But after meeting the Pope at the Vatican this weekend, Dr Rowan Williams insisted that relations between the Roman Catholic and Anglican Churches were back on track.
Dr Williams told the Pope of his embarrassment at the way the Congregation for the Doctrine of the Faith announced an Apostolic Constitution to set up Anglican Ordinariates for those who refuse to accept women priests and bishops. He had had only a few days’ notice, and made a late-night telephone call to the cardinal who heads the Council for Christian Unity, to find out what was going on.
Speaking to Vatican Radio yesterday, Dr Williams said: “Clearly many Anglicans, myself included, felt that it put us in an awkward position for a time – not the content [of the constitution] so much as some of the messages that were given out. I needed to share with the Pope some of those concerns. I think those were expressed and heard in a very friendly spirit.”
Dr Williams told the BBC Radio 4 Sunday programme, that the meeting with the Pope “went as well as I could have hoped”, and that dialogue under the Council for Christian Unity would continue as usual. This week, leaders of the Churches will discuss the third phase of the Anglican-Roman Catholic International Commission. Dr Williams said that the Pope “was extremely enthusiastic about the next stage in ecumenical dialogue”.

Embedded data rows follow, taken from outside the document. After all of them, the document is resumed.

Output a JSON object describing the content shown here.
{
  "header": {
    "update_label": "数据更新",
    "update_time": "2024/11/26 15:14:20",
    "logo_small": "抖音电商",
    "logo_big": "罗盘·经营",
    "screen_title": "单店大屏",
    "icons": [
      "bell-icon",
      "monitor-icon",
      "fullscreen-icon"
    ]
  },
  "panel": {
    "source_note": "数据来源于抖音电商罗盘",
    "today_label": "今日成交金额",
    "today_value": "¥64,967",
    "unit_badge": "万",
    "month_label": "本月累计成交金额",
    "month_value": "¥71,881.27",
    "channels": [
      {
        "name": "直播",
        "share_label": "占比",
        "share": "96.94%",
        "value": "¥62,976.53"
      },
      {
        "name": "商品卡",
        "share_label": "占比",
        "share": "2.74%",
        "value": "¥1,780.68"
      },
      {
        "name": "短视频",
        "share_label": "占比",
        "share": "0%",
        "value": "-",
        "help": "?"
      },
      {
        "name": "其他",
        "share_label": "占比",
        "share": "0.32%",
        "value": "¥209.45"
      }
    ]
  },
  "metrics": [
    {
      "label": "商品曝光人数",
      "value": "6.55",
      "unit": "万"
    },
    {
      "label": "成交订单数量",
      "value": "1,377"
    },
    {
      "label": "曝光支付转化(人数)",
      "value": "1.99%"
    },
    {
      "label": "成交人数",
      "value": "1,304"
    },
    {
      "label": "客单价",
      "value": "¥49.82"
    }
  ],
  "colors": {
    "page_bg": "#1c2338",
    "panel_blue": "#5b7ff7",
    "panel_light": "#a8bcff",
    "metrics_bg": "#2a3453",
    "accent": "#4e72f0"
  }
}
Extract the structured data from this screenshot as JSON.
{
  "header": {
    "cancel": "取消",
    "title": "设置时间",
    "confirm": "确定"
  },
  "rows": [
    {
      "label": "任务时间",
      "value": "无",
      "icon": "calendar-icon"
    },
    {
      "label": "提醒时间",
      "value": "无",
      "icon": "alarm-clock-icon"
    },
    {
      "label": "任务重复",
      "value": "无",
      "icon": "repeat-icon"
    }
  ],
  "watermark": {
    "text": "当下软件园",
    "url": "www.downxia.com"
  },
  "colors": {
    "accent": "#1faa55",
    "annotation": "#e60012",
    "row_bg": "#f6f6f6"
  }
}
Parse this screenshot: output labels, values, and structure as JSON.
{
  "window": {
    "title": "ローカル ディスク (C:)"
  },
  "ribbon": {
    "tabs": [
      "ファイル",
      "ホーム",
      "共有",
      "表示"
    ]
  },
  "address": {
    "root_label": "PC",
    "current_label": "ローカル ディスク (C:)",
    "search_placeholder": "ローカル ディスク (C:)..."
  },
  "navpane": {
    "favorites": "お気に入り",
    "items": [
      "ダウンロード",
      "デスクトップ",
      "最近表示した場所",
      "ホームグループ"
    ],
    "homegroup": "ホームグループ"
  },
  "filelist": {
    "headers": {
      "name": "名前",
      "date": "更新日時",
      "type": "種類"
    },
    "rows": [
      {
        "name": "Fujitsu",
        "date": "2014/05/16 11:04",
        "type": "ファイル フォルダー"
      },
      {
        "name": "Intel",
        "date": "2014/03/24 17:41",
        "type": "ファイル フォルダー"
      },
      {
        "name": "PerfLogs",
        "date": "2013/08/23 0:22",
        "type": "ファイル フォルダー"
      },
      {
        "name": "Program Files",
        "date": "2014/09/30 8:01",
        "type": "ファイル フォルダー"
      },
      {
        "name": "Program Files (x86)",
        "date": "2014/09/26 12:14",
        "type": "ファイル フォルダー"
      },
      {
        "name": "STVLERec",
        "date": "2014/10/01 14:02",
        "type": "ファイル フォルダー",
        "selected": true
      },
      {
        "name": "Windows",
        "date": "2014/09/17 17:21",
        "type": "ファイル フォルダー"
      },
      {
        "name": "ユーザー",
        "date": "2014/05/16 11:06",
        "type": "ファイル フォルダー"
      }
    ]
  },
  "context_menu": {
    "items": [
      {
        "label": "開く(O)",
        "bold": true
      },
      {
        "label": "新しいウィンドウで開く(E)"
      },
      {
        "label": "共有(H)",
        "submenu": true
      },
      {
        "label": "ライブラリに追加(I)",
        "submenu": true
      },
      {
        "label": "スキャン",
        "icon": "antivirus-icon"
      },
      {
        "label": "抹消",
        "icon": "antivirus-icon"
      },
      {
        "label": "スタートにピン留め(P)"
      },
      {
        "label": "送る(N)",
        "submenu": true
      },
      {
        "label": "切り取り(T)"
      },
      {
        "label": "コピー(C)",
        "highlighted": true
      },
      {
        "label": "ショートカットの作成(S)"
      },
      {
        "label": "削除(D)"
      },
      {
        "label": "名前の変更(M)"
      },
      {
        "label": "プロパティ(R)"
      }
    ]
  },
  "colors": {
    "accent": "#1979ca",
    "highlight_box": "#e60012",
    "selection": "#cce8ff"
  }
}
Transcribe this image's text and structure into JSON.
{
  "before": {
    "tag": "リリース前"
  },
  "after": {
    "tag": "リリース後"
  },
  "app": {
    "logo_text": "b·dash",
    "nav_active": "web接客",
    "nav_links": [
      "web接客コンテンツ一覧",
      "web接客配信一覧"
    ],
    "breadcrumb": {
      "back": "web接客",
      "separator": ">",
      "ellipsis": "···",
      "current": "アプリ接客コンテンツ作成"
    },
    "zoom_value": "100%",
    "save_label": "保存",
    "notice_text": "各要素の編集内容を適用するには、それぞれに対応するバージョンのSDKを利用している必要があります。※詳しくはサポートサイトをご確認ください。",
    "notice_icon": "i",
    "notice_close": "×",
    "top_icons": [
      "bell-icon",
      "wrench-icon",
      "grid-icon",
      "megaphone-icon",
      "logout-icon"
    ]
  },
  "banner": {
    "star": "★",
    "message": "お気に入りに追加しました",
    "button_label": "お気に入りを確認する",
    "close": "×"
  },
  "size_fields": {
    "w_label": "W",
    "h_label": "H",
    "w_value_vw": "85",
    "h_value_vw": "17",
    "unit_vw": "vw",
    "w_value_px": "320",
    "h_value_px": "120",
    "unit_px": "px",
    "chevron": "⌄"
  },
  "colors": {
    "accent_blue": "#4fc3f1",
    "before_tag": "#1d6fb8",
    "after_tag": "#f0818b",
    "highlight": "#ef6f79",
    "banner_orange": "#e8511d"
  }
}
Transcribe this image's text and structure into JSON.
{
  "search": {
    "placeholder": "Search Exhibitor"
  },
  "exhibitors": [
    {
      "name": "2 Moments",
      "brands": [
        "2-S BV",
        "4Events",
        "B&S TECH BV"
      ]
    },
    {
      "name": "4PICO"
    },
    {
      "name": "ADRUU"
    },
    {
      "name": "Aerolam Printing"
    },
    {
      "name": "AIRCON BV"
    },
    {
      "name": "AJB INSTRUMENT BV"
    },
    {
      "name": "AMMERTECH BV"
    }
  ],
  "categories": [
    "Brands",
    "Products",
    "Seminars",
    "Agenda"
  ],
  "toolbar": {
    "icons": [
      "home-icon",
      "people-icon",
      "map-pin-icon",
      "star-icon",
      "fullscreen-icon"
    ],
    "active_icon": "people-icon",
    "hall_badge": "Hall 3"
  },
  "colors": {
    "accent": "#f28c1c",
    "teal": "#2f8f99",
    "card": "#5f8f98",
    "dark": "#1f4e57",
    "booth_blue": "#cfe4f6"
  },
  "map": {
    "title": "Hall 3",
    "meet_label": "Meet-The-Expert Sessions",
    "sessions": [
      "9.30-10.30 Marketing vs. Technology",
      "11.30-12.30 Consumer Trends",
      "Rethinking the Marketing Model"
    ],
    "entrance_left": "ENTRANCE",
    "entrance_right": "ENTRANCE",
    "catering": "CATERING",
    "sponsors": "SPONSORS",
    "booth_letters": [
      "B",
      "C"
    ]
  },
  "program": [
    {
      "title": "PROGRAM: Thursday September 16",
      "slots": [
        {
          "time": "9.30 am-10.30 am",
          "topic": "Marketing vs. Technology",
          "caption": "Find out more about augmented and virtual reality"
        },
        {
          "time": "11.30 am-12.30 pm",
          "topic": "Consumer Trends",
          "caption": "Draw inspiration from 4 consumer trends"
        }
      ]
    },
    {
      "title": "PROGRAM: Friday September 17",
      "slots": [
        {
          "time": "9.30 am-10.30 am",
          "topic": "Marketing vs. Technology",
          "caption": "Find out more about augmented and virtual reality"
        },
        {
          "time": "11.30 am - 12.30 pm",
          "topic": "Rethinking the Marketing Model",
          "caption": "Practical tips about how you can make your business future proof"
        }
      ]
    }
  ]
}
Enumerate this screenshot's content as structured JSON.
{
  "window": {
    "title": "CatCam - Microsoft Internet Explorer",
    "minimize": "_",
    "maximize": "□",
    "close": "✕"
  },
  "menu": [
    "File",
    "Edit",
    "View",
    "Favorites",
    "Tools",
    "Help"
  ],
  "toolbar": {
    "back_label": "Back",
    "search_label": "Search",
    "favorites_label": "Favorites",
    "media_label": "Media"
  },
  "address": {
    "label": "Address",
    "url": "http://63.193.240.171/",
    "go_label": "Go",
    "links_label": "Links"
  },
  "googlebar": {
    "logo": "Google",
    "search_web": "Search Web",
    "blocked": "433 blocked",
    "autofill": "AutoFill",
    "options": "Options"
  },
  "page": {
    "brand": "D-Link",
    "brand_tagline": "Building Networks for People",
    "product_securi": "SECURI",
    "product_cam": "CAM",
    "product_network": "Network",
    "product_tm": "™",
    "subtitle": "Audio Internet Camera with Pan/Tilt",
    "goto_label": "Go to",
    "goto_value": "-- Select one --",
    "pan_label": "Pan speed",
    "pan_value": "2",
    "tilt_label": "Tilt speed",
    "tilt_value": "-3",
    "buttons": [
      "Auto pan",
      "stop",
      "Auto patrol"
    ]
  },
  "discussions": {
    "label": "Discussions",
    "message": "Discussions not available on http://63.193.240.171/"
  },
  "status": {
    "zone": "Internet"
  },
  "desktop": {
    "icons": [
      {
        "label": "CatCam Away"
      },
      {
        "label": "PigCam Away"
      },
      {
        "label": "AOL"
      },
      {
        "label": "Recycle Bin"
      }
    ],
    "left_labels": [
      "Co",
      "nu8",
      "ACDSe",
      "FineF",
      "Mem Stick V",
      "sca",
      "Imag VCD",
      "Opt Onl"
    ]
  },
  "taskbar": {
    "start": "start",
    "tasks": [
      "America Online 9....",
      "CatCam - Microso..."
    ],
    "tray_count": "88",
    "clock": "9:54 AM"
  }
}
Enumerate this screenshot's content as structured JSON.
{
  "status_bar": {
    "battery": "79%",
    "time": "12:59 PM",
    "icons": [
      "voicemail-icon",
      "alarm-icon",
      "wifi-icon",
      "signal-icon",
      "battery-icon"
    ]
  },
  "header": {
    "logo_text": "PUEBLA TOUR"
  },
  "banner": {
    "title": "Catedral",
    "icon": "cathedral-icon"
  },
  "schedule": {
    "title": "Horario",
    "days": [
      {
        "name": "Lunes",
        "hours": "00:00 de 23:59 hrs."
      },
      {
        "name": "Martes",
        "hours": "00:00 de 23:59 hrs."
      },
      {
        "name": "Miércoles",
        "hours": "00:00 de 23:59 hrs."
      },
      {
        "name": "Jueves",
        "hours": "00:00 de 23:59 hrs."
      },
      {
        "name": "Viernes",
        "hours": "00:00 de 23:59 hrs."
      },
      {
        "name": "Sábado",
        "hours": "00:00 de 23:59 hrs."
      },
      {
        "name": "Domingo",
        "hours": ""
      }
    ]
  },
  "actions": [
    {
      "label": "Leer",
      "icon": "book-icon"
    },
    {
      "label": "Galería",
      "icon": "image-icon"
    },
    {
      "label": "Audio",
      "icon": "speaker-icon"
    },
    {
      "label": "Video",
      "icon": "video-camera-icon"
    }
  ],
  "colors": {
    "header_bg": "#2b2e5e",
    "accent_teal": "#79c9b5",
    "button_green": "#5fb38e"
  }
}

Dr Williams denied that the Anglican Ordinariates were a departure from ecumenism. “It’s a pastoral measure for certain people, certain groups; it is not a new ecumenism.”
The Holy See described the meeting as cordial. The Pope gave the Archbishop a pectoral Cross, an indication that he recognises his episcopacy — in spite of a 19th-century papal bull under which Anglican orders are deemed “absolutely null and utterly void”.
Before the meeting, Dr Williams told the Financial Times that he had been left with a sore ego by the manner of the announcement. “I did have very short notice. I think that was a pity. It would have been good to discuss it a bit more. But I don’t think it’s a deadly blow, by any means. There are people who we knew were very likely to become Roman Catholics if the Church moved ahead with ordaining women as bishops here.”
Read it all here.